. . . Then she was running again, half in and half out of the water, eyes shining and heart nearly bursting because somehow, half a world away from the place she had been born and lived all her life, she had found her true home."
I love this, because as a young girl growing up in Minnesota within 30 miles of her entire extended family, the idea that you might belong someplace other than where you were born was an amazing one. And really, kind of an innovative one for teen fiction of the 1950s.
Steena also meets Ralph, whose family owns a cranberry bog. He takes her to Seattle, where she gets a post-graduation job and place to live. More trip fun ensues, including a trip to Canada. The trip ends and the seniors head back to Nebraska, with the exception of Sunny, who takes a side trip along the way. As she explains to her hostess when the Deepcove students come for their part of trip:
"'I'd had a fight with Jeff. That's why I was such a grade A drip all the time in Deepcove. So on the way home I decided I had to see Jeff, even if they burned me at the stake for it. I ditched the train and took a bus to where he lives, straightened things out, collected this ring, and came on home.'"
The Deepcove students get settled in with their host families and explore the area. Over at Terri and Eric's house, Terri has implemented some of the efficiency methods she learned from her host family. And since Sunny has dropped out of the competition, Terri has the opportunity to compete for a home ec scholarship. During this competition, Terri has to use grocery ads to fix menus and plan a grocery shopping trip for a family of five; make a meal consisting of meat loaf, baked potatoes and cherry pie; create clothing out of feed sacks; mend clothing, and finally:
"with the aid of cardboard diagrams and swatches of cloth decorated a house. This was pure joy. It was such fun to move funiture around, to choose drapes and paint colors. This was the creative side of housework, and since Terri had read so many decorating magazines and had dreamed so much of a home of her own, this project was easy and pleasant for her."
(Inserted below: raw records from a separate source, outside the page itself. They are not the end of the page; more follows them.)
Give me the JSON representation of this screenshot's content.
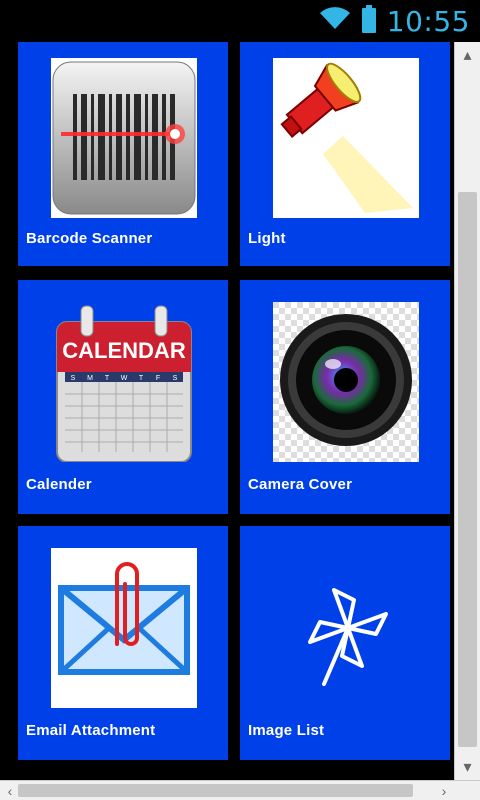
{
  "status_bar": {
    "time": "10:55",
    "icons": [
      "wifi-icon",
      "battery-icon"
    ],
    "accent_color": "#33b5e5"
  },
  "grid": {
    "tile_color": "#0040e8",
    "tiles": [
      {
        "label": "Barcode Scanner",
        "icon": "barcode-scanner-icon"
      },
      {
        "label": "Light",
        "icon": "flashlight-icon"
      },
      {
        "label": "Calender",
        "icon": "calendar-icon",
        "icon_text": "CALENDAR",
        "weekdays": [
          "S",
          "M",
          "T",
          "W",
          "T",
          "F",
          "S"
        ]
      },
      {
        "label": "Camera Cover",
        "icon": "camera-lens-icon"
      },
      {
        "label": "Email Attachment",
        "icon": "email-attachment-icon"
      },
      {
        "label": "Image List",
        "icon": "pinwheel-icon"
      }
    ]
  },
  "scrollbars": {
    "vertical": {
      "up": "▴",
      "down": "▾"
    },
    "horizontal": {
      "left": "‹",
      "right": "›"
    }
  }
}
This is another of my favorite parts. I totally fantasized about how I would do in this competition, having spent a strange amount of my childhood obsessed with household hints and decorating. By the way, home ec sounds like such an outdated concept, but every part of this competition is televised every day on HGTV and the Food Network. Let's reclaim the label of home ec! Yeah!